◆ Problem details ◆
Exactly as they appear, set down all the lines of the material.

◆ Data provided ◆
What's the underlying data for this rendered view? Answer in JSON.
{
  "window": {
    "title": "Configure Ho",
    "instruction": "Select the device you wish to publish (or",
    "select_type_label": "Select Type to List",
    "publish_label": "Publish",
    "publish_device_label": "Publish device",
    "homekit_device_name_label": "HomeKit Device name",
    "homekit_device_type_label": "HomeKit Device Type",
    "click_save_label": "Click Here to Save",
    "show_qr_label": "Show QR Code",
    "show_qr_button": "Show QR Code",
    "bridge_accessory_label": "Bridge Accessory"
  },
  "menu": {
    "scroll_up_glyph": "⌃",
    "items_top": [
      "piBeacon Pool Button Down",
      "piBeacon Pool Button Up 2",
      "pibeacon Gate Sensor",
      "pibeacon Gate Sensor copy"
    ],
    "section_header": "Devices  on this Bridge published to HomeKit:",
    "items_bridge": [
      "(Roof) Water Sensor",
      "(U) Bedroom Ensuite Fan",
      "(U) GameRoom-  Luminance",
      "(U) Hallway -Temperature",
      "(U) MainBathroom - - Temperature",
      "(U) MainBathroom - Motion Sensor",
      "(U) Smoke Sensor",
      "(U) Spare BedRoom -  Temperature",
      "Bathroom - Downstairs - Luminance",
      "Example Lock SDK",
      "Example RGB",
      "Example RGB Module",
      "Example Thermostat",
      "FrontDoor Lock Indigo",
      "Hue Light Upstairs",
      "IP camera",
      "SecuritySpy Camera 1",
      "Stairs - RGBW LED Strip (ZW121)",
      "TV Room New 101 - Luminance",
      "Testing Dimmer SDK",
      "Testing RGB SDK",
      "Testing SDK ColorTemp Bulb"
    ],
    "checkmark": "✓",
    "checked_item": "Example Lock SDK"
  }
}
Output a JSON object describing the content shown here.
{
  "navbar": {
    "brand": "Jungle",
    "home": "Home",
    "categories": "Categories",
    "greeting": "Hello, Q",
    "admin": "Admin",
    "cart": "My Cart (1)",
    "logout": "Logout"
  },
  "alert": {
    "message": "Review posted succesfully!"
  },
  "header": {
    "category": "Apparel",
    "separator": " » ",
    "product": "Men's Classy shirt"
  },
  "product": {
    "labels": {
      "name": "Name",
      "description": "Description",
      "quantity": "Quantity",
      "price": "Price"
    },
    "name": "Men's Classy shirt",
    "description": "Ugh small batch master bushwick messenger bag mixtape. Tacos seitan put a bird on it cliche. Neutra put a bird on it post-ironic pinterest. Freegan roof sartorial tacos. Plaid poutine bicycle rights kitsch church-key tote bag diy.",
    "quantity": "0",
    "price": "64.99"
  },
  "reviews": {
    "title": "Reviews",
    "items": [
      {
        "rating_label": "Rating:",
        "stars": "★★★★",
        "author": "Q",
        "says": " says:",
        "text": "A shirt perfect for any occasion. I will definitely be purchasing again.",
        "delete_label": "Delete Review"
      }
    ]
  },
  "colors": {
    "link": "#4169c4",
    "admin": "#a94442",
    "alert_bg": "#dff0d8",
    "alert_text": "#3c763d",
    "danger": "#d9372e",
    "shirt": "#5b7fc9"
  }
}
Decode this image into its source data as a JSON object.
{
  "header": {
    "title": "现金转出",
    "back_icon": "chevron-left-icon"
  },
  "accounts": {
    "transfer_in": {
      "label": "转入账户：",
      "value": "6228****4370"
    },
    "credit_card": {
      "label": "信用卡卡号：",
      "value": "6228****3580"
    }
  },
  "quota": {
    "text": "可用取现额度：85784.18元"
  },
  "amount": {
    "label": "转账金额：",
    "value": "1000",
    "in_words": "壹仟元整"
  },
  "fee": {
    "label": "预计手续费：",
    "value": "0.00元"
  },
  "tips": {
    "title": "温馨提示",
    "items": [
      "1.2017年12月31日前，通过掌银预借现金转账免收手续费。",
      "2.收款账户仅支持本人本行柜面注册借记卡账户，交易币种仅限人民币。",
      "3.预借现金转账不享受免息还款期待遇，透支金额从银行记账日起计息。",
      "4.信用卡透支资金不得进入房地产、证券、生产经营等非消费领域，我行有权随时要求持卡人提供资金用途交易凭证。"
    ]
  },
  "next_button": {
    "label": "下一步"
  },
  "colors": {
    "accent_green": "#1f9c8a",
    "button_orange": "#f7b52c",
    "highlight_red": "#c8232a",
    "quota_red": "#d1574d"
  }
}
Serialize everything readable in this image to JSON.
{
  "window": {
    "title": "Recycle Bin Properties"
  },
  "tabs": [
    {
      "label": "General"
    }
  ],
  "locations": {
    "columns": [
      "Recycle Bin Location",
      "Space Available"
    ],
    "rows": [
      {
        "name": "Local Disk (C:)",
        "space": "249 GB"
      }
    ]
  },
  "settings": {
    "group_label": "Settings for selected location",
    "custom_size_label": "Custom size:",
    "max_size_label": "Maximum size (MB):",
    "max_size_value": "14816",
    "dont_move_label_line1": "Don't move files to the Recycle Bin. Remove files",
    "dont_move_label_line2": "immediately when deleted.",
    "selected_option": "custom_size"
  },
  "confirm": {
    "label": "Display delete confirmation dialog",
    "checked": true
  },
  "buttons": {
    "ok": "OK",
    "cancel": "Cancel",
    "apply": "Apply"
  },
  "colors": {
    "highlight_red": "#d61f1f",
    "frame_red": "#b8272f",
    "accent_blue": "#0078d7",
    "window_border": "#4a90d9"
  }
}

◆ Answer ◆
What's the underlying data for this rendered view? Answer in JSON.
{
  "window": {
    "title": "Configure Ho",
    "instruction": "Select the device you wish to publish (or",
    "select_type_label": "Select Type to List",
    "publish_label": "Publish",
    "publish_device_label": "Publish device",
    "homekit_device_name_label": "HomeKit Device name",
    "homekit_device_type_label": "HomeKit Device Type",
    "click_save_label": "Click Here to Save",
    "show_qr_label": "Show QR Code",
    "show_qr_button": "Show QR Code",
    "bridge_accessory_label": "Bridge Accessory"
  },
  "menu": {
    "scroll_up_glyph": "⌃",
    "items_top": [
      "piBeacon Pool Button Down",
      "piBeacon Pool Button Up 2",
      "pibeacon Gate Sensor",
      "pibeacon Gate Sensor copy"
    ],
    "section_header": "Devices  on this Bridge published to HomeKit:",
    "items_bridge": [
      "(Roof) Water Sensor",
      "(U) Bedroom Ensuite Fan",
      "(U) GameRoom-  Luminance",
      "(U) Hallway -Temperature",
      "(U) MainBathroom - - Temperature",
      "(U) MainBathroom - Motion Sensor",
      "(U) Smoke Sensor",
      "(U) Spare BedRoom -  Temperature",
      "Bathroom - Downstairs - Luminance",
      "Example Lock SDK",
      "Example RGB",
      "Example RGB Module",
      "Example Thermostat",
      "FrontDoor Lock Indigo",
      "Hue Light Upstairs",
      "IP camera",
      "SecuritySpy Camera 1",
      "Stairs - RGBW LED Strip (ZW121)",
      "TV Room New 101 - Luminance",
      "Testing Dimmer SDK",
      "Testing RGB SDK",
      "Testing SDK ColorTemp Bulb"
    ],
    "checkmark": "✓",
    "checked_item": "Example Lock SDK"
  }
}
Output a JSON object describing the content shown here.
{
  "navbar": {
    "brand": "Jungle",
    "home": "Home",
    "categories": "Categories",
    "greeting": "Hello, Q",
    "admin": "Admin",
    "cart": "My Cart (1)",
    "logout": "Logout"
  },
  "alert": {
    "message": "Review posted succesfully!"
  },
  "header": {
    "category": "Apparel",
    "separator": " » ",
    "product": "Men's Classy shirt"
  },
  "product": {
    "labels": {
      "name": "Name",
      "description": "Description",
      "quantity": "Quantity",
      "price": "Price"
    },
    "name": "Men's Classy shirt",
    "description": "Ugh small batch master bushwick messenger bag mixtape. Tacos seitan put a bird on it cliche. Neutra put a bird on it post-ironic pinterest. Freegan roof sartorial tacos. Plaid poutine bicycle rights kitsch church-key tote bag diy.",
    "quantity": "0",
    "price": "64.99"
  },
  "reviews": {
    "title": "Reviews",
    "items": [
      {
        "rating_label": "Rating:",
        "stars": "★★★★",
        "author": "Q",
        "says": " says:",
        "text": "A shirt perfect for any occasion. I will definitely be purchasing again.",
        "delete_label": "Delete Review"
      }
    ]
  },
  "colors": {
    "link": "#4169c4",
    "admin": "#a94442",
    "alert_bg": "#dff0d8",
    "alert_text": "#3c763d",
    "danger": "#d9372e",
    "shirt": "#5b7fc9"
  }
}
Decode this image into its source data as a JSON object.
{
  "header": {
    "title": "现金转出",
    "back_icon": "chevron-left-icon"
  },
  "accounts": {
    "transfer_in": {
      "label": "转入账户：",
      "value": "6228****4370"
    },
    "credit_card": {
      "label": "信用卡卡号：",
      "value": "6228****3580"
    }
  },
  "quota": {
    "text": "可用取现额度：85784.18元"
  },
  "amount": {
    "label": "转账金额：",
    "value": "1000",
    "in_words": "壹仟元整"
  },
  "fee": {
    "label": "预计手续费：",
    "value": "0.00元"
  },
  "tips": {
    "title": "温馨提示",
    "items": [
      "1.2017年12月31日前，通过掌银预借现金转账免收手续费。",
      "2.收款账户仅支持本人本行柜面注册借记卡账户，交易币种仅限人民币。",
      "3.预借现金转账不享受免息还款期待遇，透支金额从银行记账日起计息。",
      "4.信用卡透支资金不得进入房地产、证券、生产经营等非消费领域，我行有权随时要求持卡人提供资金用途交易凭证。"
    ]
  },
  "next_button": {
    "label": "下一步"
  },
  "colors": {
    "accent_green": "#1f9c8a",
    "button_orange": "#f7b52c",
    "highlight_red": "#c8232a",
    "quota_red": "#d1574d"
  }
}
Serialize everything readable in this image to JSON.
{
  "window": {
    "title": "Recycle Bin Properties"
  },
  "tabs": [
    {
      "label": "General"
    }
  ],
  "locations": {
    "columns": [
      "Recycle Bin Location",
      "Space Available"
    ],
    "rows": [
      {
        "name": "Local Disk (C:)",
        "space": "249 GB"
      }
    ]
  },
  "settings": {
    "group_label": "Settings for selected location",
    "custom_size_label": "Custom size:",
    "max_size_label": "Maximum size (MB):",
    "max_size_value": "14816",
    "dont_move_label_line1": "Don't move files to the Recycle Bin. Remove files",
    "dont_move_label_line2": "immediately when deleted.",
    "selected_option": "custom_size"
  },
  "confirm": {
    "label": "Display delete confirmation dialog",
    "checked": true
  },
  "buttons": {
    "ok": "OK",
    "cancel": "Cancel",
    "apply": "Apply"
  },
  "colors": {
    "highlight_red": "#d61f1f",
    "frame_red": "#b8272f",
    "accent_blue": "#0078d7",
    "window_border": "#4a90d9"
  }
}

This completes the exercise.